* [EXERCISE DETAILS]: Faithfully repeat each entry below, minus the pictures.

* [EXERCISE DATA]:
▶

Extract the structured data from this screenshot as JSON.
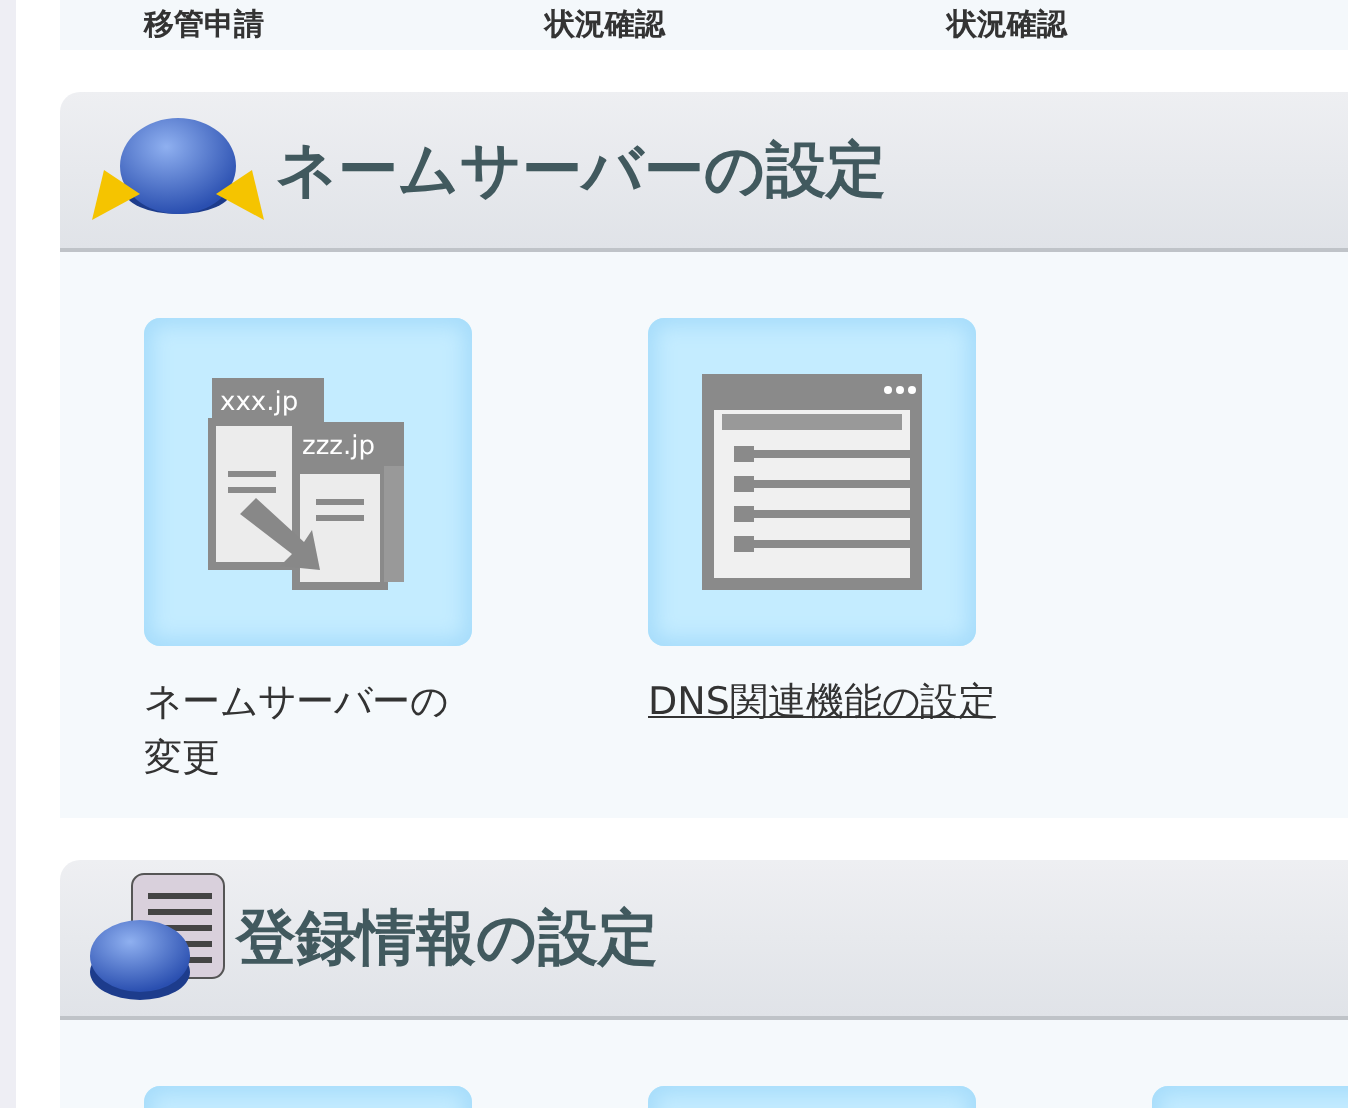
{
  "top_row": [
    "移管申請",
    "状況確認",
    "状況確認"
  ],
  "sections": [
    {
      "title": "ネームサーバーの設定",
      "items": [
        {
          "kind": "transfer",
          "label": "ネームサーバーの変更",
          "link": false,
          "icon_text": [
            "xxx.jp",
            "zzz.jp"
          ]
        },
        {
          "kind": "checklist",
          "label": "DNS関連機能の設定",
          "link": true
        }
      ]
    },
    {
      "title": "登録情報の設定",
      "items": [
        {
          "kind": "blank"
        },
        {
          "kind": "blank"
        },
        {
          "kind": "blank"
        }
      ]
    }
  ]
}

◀

* [ANSWER TO THE EXERCISE]:
Extract the structured data from this screenshot as JSON.
{
  "top_row": [
    "移管申請",
    "状況確認",
    "状況確認"
  ],
  "sections": [
    {
      "title": "ネームサーバーの設定",
      "items": [
        {
          "kind": "transfer",
          "label": "ネームサーバーの変更",
          "link": false,
          "icon_text": [
            "xxx.jp",
            "zzz.jp"
          ]
        },
        {
          "kind": "checklist",
          "label": "DNS関連機能の設定",
          "link": true
        }
      ]
    },
    {
      "title": "登録情報の設定",
      "items": [
        {
          "kind": "blank"
        },
        {
          "kind": "blank"
        },
        {
          "kind": "blank"
        }
      ]
    }
  ]
}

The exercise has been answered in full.